_Description of the task_
Repeat the records verbatim and leave the pictures out of your copy.

_Data extracts_
■ ■ ■

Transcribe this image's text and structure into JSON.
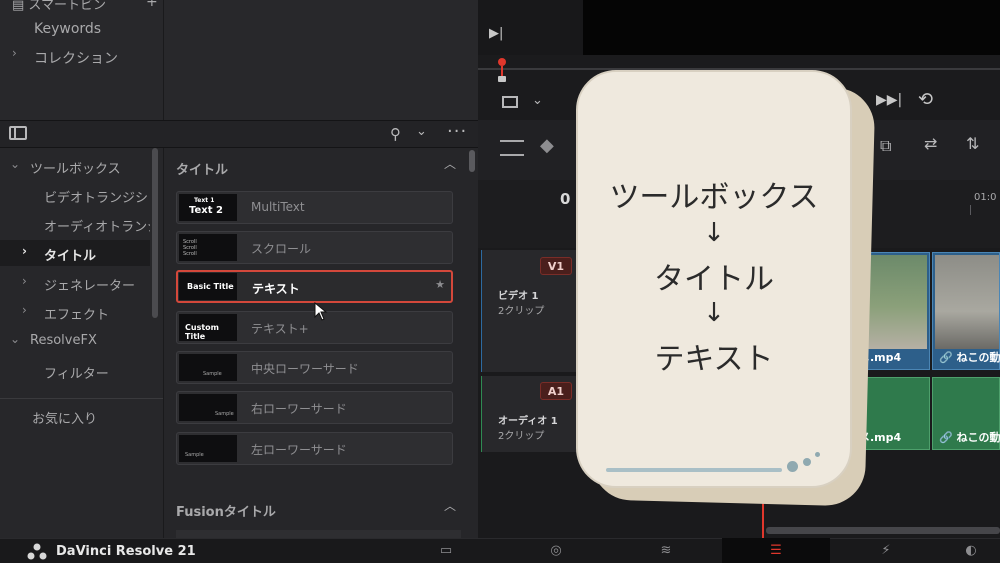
{
  "bin": {
    "smart_bins": "スマートビン",
    "items": [
      "Keywords",
      "コレクション"
    ]
  },
  "effects_tree": {
    "items": [
      {
        "label": "ツールボックス",
        "expanded": true
      },
      {
        "label": "ビデオトランジション"
      },
      {
        "label": "オーディオトランジ..."
      },
      {
        "label": "タイトル",
        "selected": true
      },
      {
        "label": "ジェネレーター"
      },
      {
        "label": "エフェクト"
      },
      {
        "label": "ResolveFX",
        "expanded": true
      },
      {
        "label": "フィルター"
      }
    ],
    "favorites": "お気に入り"
  },
  "title_list": {
    "section": "タイトル",
    "items": [
      {
        "name": "MultiText",
        "thumb": "Text 1 / Text 2"
      },
      {
        "name": "スクロール",
        "thumb": "Scroll"
      },
      {
        "name": "テキスト",
        "thumb": "Basic Title",
        "selected": true
      },
      {
        "name": "テキスト+",
        "thumb": "Custom Title"
      },
      {
        "name": "中央ローワーサード",
        "thumb": "Sample"
      },
      {
        "name": "右ローワーサード",
        "thumb": "Sample"
      },
      {
        "name": "左ローワーサード",
        "thumb": "Sample"
      }
    ],
    "fusion_section": "Fusionタイトル"
  },
  "timeline": {
    "timecode_left": "0",
    "timecode_right": "01:0",
    "video_track": {
      "badge": "V1",
      "name": "ビデオ 1",
      "clips": "2クリップ"
    },
    "audio_track": {
      "badge": "A1",
      "name": "オーディオ 1",
      "clips": "2クリップ"
    },
    "clip_labels": {
      "video_a": "メ.mp4",
      "video_b": "ねこの動",
      "audio_a": "メ.mp4",
      "audio_b": "ねこの動"
    }
  },
  "overlay_card": {
    "line1": "ツールボックス",
    "arrow": "↓",
    "line2": "タイトル",
    "line3": "テキスト"
  },
  "bottom_bar": {
    "app_name": "DaVinci Resolve 21"
  },
  "colors": {
    "selection_red": "#d4483b",
    "video_clip": "#2d5f8a",
    "audio_clip": "#2f7a4c"
  }
}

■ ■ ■

_Task response_
Transcribe this image's text and structure into JSON.
{
  "bin": {
    "smart_bins": "スマートビン",
    "items": [
      "Keywords",
      "コレクション"
    ]
  },
  "effects_tree": {
    "items": [
      {
        "label": "ツールボックス",
        "expanded": true
      },
      {
        "label": "ビデオトランジション"
      },
      {
        "label": "オーディオトランジ..."
      },
      {
        "label": "タイトル",
        "selected": true
      },
      {
        "label": "ジェネレーター"
      },
      {
        "label": "エフェクト"
      },
      {
        "label": "ResolveFX",
        "expanded": true
      },
      {
        "label": "フィルター"
      }
    ],
    "favorites": "お気に入り"
  },
  "title_list": {
    "section": "タイトル",
    "items": [
      {
        "name": "MultiText",
        "thumb": "Text 1 / Text 2"
      },
      {
        "name": "スクロール",
        "thumb": "Scroll"
      },
      {
        "name": "テキスト",
        "thumb": "Basic Title",
        "selected": true
      },
      {
        "name": "テキスト+",
        "thumb": "Custom Title"
      },
      {
        "name": "中央ローワーサード",
        "thumb": "Sample"
      },
      {
        "name": "右ローワーサード",
        "thumb": "Sample"
      },
      {
        "name": "左ローワーサード",
        "thumb": "Sample"
      }
    ],
    "fusion_section": "Fusionタイトル"
  },
  "timeline": {
    "timecode_left": "0",
    "timecode_right": "01:0",
    "video_track": {
      "badge": "V1",
      "name": "ビデオ 1",
      "clips": "2クリップ"
    },
    "audio_track": {
      "badge": "A1",
      "name": "オーディオ 1",
      "clips": "2クリップ"
    },
    "clip_labels": {
      "video_a": "メ.mp4",
      "video_b": "ねこの動",
      "audio_a": "メ.mp4",
      "audio_b": "ねこの動"
    }
  },
  "overlay_card": {
    "line1": "ツールボックス",
    "arrow": "↓",
    "line2": "タイトル",
    "line3": "テキスト"
  },
  "bottom_bar": {
    "app_name": "DaVinci Resolve 21"
  },
  "colors": {
    "selection_red": "#d4483b",
    "video_clip": "#2d5f8a",
    "audio_clip": "#2f7a4c"
  }
}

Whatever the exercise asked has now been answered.